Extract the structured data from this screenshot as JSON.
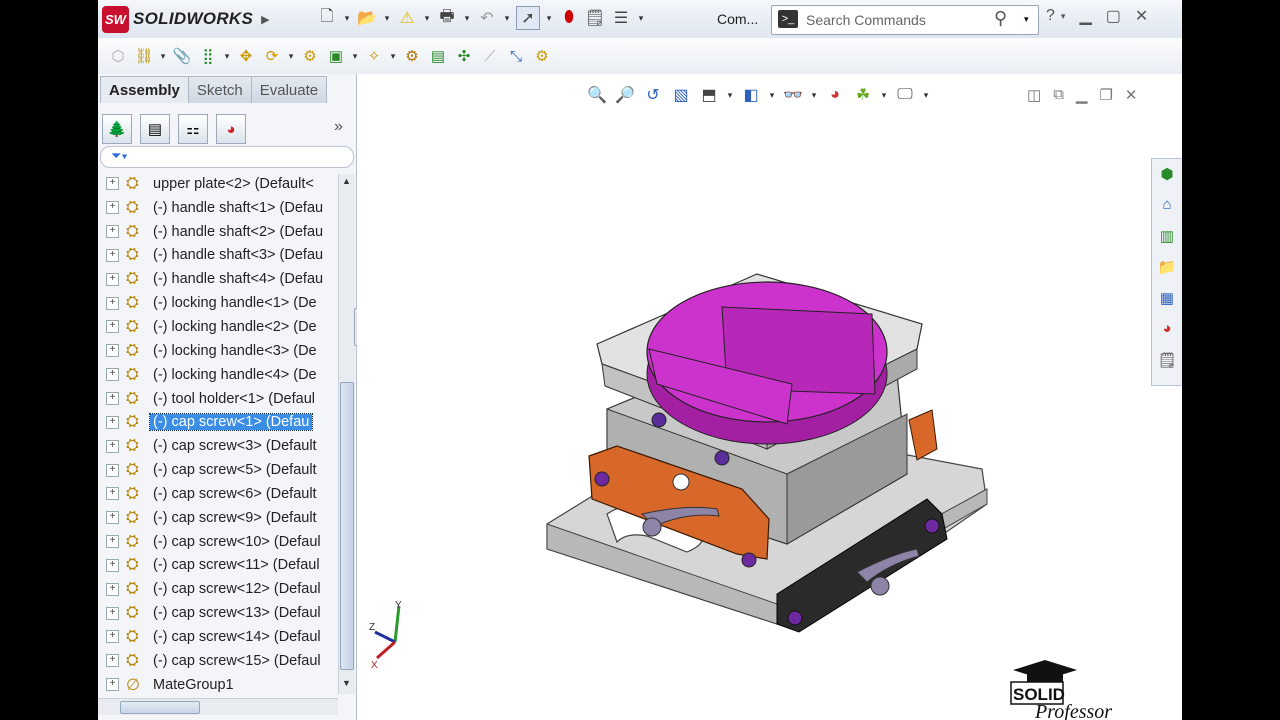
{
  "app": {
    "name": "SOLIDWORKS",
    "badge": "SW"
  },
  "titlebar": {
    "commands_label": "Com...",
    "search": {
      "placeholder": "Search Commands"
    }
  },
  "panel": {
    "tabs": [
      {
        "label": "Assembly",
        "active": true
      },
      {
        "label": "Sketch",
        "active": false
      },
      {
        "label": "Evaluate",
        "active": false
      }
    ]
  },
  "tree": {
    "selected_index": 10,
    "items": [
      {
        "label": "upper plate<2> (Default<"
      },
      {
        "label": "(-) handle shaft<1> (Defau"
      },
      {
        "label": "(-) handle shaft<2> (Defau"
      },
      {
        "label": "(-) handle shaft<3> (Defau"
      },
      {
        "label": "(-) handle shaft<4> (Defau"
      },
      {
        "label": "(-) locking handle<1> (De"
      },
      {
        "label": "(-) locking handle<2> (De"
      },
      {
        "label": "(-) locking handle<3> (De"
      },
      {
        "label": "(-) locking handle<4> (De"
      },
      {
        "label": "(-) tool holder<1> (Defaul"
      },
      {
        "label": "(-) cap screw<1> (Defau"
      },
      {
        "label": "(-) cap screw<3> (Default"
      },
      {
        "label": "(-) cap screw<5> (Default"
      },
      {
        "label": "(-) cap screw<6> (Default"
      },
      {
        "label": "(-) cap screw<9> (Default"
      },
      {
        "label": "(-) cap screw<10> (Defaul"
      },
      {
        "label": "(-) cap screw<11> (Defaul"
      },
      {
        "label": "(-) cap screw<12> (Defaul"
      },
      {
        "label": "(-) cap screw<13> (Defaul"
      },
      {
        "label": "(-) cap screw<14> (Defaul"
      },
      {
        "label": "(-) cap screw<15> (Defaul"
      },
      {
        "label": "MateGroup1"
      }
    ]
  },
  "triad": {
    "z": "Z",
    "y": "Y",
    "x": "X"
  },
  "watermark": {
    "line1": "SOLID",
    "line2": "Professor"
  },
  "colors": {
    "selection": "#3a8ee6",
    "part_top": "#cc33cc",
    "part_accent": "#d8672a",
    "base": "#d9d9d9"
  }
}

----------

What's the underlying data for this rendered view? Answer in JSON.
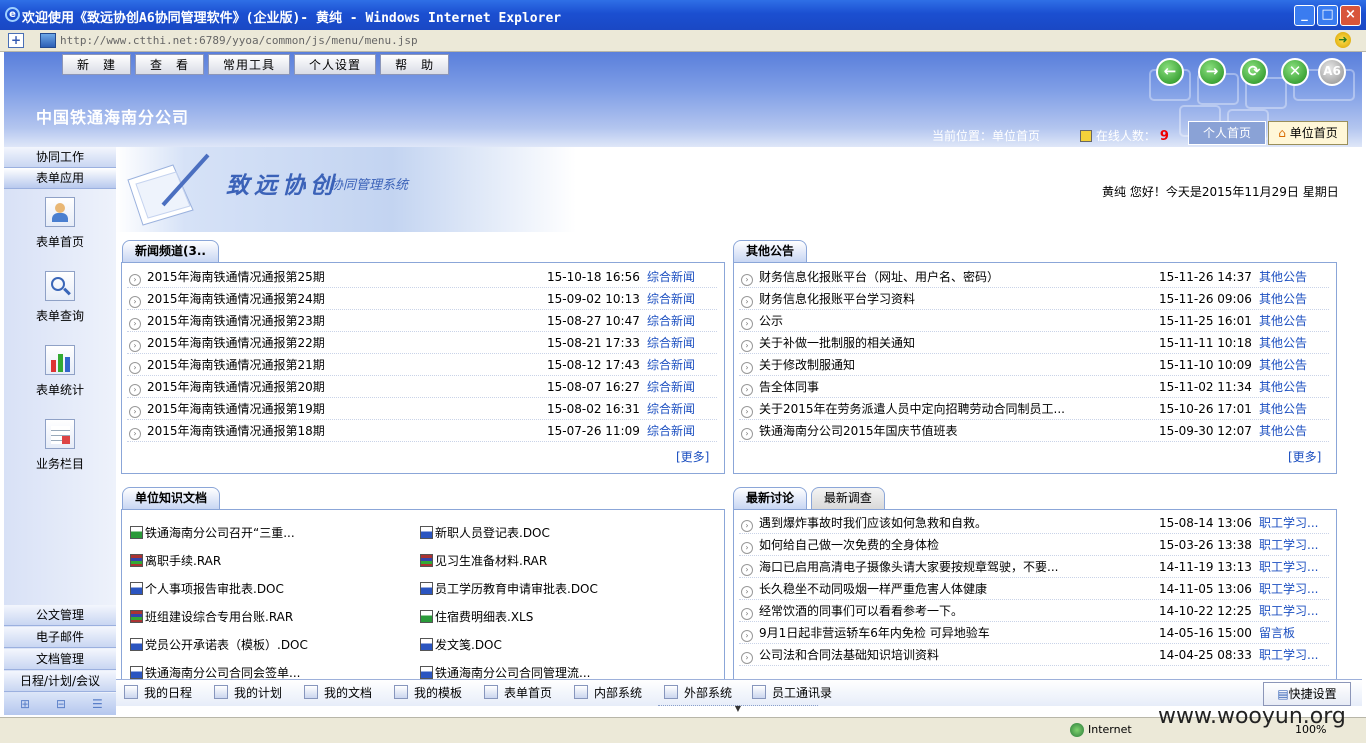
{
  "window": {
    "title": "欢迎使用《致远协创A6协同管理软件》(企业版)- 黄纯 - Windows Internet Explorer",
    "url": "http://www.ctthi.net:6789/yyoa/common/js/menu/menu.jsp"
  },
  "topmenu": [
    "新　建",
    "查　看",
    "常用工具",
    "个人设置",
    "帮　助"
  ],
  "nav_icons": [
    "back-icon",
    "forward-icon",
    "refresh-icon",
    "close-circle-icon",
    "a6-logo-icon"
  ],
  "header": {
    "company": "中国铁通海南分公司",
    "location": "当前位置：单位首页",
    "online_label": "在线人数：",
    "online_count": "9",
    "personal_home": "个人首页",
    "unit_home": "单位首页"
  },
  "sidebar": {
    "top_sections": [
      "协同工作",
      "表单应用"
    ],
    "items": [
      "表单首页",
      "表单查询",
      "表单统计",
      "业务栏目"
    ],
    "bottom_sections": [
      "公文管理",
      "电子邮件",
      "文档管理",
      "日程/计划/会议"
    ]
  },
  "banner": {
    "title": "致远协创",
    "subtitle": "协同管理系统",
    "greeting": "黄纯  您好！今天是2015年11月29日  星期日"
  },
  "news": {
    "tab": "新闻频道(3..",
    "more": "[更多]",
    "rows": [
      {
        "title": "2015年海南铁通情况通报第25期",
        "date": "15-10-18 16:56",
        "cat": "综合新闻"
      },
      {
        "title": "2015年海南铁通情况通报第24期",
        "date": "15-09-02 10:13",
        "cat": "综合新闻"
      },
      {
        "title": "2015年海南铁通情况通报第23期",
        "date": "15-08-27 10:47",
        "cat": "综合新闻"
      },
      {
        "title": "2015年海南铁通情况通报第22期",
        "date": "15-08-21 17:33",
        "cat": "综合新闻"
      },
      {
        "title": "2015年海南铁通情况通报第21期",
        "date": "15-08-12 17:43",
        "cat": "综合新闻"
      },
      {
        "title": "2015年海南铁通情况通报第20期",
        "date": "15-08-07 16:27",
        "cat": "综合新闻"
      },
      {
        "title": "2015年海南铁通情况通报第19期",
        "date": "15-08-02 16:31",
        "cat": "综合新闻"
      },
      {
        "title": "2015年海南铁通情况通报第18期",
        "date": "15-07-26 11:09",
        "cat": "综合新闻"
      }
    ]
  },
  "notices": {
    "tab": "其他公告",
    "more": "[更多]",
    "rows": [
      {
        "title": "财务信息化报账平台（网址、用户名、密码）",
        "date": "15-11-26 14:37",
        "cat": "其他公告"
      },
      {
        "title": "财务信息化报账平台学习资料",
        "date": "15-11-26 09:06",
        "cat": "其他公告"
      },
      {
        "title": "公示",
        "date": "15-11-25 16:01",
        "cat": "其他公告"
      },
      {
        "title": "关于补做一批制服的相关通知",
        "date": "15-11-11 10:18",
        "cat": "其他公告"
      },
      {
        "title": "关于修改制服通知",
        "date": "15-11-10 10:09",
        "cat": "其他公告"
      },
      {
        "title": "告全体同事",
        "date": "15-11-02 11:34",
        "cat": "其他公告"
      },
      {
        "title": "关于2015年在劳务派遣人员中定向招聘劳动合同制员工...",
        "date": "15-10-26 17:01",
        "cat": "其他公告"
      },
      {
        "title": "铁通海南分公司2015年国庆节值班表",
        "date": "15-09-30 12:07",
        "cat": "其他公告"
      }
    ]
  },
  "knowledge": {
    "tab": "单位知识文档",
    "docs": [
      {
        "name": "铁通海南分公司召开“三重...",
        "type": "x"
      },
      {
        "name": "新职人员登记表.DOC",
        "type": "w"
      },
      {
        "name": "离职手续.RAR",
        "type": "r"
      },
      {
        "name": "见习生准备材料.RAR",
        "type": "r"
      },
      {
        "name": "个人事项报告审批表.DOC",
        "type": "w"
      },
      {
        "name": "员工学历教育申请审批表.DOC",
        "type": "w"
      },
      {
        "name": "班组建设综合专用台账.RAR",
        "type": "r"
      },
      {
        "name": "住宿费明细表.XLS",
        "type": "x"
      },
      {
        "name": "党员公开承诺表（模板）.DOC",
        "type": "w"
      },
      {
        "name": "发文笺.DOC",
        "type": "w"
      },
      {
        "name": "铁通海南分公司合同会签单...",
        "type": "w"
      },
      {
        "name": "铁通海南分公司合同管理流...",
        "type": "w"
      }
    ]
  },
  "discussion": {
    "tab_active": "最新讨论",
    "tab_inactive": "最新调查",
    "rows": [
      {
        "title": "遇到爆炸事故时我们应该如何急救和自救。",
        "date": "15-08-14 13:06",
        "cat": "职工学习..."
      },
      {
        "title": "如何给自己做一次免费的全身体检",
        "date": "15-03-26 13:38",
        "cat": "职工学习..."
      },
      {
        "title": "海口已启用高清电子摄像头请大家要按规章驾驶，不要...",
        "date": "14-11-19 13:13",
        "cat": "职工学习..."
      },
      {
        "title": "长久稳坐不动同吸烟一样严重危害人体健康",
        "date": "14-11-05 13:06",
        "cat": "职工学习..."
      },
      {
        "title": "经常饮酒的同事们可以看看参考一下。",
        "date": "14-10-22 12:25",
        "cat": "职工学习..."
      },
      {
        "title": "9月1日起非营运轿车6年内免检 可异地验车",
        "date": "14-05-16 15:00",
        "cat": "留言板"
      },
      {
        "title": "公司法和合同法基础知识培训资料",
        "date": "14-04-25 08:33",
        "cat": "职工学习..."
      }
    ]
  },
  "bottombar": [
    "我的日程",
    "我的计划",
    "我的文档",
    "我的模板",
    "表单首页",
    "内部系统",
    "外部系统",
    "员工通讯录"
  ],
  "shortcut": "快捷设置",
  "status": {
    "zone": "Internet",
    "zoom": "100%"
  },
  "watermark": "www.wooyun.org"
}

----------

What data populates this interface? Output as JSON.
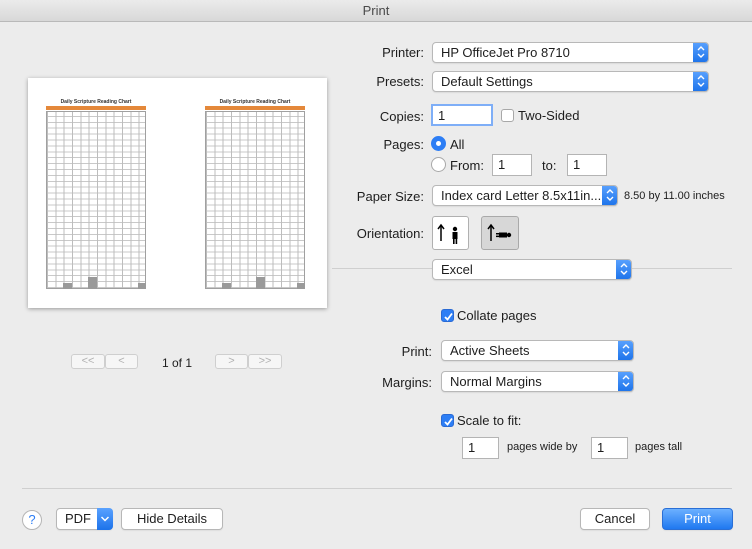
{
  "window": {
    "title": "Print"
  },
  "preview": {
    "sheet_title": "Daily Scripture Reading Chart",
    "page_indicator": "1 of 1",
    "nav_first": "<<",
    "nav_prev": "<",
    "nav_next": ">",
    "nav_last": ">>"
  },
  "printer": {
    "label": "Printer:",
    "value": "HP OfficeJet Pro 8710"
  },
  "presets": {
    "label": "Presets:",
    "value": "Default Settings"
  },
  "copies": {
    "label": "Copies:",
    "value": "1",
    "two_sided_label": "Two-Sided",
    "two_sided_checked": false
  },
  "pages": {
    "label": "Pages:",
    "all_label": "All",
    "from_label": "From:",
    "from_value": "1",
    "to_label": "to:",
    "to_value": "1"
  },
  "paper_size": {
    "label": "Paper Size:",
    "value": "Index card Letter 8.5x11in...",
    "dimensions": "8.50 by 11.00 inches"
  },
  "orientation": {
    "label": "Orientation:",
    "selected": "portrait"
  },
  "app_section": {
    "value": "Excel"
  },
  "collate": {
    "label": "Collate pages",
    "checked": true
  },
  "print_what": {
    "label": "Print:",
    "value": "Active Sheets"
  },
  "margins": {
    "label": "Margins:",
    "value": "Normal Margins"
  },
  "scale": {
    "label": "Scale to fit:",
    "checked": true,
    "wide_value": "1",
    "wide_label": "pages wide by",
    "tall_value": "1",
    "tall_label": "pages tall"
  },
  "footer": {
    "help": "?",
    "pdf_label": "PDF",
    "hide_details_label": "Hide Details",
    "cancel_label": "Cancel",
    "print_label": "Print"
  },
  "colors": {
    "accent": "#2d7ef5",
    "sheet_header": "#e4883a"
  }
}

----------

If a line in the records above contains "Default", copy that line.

_Result of the exercise:_
        "label": "upper plate<2> (Default<"
        "label": "(-) cap screw<3> (Default"
        "label": "(-) cap screw<5> (Default"
        "label": "(-) cap screw<6> (Default"
        "label": "(-) cap screw<9> (Default"
    "value": "Default Settings"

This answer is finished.